It's time to evaluate different data center designs. This is of course what Meta has done, recognizing that their 2022 data center designs weren't suitable for 2023. Most organizations aren't under the pressure that Meta experiences, but it's clear that those pressures will continue to become more widespread. Many data center design and construction companies are working feverishly to deliver new, modular designs that can support 50 KW and beyond.

Density doesn’t have to be an all-or-nothing initiative. It’s likely that existing providers will start by retrofitting individual racks to address individual requirements. That incremental approach gives providers an opportunity to trial different technologies and tailor designs to distinct requirements.
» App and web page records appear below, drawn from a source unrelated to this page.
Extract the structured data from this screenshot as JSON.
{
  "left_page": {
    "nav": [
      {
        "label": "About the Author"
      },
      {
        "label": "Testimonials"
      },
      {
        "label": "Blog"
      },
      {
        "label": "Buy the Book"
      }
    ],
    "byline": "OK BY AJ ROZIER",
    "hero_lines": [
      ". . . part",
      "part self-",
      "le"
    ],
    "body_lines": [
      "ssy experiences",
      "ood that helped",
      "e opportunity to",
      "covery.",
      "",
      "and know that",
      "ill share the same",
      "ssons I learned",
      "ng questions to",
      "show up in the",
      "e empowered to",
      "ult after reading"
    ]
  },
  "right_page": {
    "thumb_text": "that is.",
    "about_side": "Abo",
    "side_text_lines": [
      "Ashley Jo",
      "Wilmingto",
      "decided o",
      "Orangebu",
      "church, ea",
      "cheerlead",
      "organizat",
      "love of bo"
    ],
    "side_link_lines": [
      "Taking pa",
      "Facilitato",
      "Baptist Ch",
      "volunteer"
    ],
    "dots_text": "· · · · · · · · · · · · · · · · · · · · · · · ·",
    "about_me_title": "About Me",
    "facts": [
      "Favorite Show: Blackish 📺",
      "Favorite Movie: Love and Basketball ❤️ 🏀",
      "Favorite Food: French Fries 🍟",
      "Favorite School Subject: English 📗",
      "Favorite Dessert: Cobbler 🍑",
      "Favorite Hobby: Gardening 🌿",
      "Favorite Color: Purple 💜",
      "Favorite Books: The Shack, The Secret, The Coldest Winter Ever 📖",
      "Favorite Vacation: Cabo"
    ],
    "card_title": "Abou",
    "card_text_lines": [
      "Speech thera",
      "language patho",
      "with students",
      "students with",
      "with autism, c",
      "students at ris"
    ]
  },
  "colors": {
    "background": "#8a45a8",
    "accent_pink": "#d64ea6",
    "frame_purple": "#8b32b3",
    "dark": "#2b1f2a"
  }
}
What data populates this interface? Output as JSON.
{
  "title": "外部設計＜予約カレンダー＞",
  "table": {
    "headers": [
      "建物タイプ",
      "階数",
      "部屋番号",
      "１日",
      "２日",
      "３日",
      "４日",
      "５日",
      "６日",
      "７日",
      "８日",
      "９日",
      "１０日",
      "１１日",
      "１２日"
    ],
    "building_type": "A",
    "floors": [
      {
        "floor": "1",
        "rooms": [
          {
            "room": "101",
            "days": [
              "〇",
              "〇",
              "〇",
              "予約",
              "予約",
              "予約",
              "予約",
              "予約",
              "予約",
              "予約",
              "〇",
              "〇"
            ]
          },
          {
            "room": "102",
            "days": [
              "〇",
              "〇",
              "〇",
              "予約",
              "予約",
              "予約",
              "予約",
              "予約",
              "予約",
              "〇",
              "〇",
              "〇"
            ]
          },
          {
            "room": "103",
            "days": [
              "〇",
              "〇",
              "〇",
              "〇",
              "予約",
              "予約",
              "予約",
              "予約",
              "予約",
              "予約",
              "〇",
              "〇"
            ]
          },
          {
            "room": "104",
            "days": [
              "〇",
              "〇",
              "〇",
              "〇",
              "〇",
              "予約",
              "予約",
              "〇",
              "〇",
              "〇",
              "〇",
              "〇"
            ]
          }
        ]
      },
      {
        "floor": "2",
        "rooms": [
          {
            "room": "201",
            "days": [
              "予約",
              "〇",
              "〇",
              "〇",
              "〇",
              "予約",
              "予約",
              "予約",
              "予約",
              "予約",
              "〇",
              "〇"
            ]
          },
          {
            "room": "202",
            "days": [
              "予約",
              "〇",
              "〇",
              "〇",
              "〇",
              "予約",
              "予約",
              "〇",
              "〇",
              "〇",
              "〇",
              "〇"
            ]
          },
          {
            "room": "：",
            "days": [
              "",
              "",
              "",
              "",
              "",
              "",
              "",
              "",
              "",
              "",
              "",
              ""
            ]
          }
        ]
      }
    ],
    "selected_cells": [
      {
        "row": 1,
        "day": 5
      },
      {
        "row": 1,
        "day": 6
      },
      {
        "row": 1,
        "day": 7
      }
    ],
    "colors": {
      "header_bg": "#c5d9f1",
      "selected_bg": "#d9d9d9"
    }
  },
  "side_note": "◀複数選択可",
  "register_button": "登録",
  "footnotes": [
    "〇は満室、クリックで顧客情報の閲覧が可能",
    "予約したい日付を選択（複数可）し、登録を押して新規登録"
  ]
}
It's also clear that thinking about density has to be a holistic process, not just a process about technology. Everyone from real estate, finance, infrastructure operations, and IT stack administrators will find themselves in the middle of conversations about density. Density unlocks a range of possibilities, from smaller data center footprints to greater energy efficiency – impacting both hard and soft costs.

Finally, the industry is going to reach a density inflection point. When that happens, greater density will become the new emerging differentiated capability, the new selling point, and anyone who isn’t able to keep up will be left out.

This factor perhaps doesn’t matter as much if you’re not selling data center capacity. However, if you are selling capacity, if your competitor can put a customer’s entire infrastructure in a single rack, and you require five racks – you’ll be out of the running.

Of course at Nautilus, since we specialize in highly dense designs, we're in the middle of the challenges, complexities and possibilities of density. It's clear that there will be winners and losers as data center density considerations come to the forefront. Some organizations will be on the leading edge, and other organizations will keep their heads in the sand as long as possible.

Fortunately, at Nautilus, our solution suits the early adopter, the mainstream provider, and even the laggard. Whether your aim is simply to incrementally improve your densities, or to drive a radical shift toward tripling or quadrupling your density to 50 kW and beyond, Nautilus is here for you with distinctive designs and partnerships, rooted in real world data centers proven in production, to help you succeed faster than ever before.

To learn more about Nautilus, visit us at https://nautilusdt.com/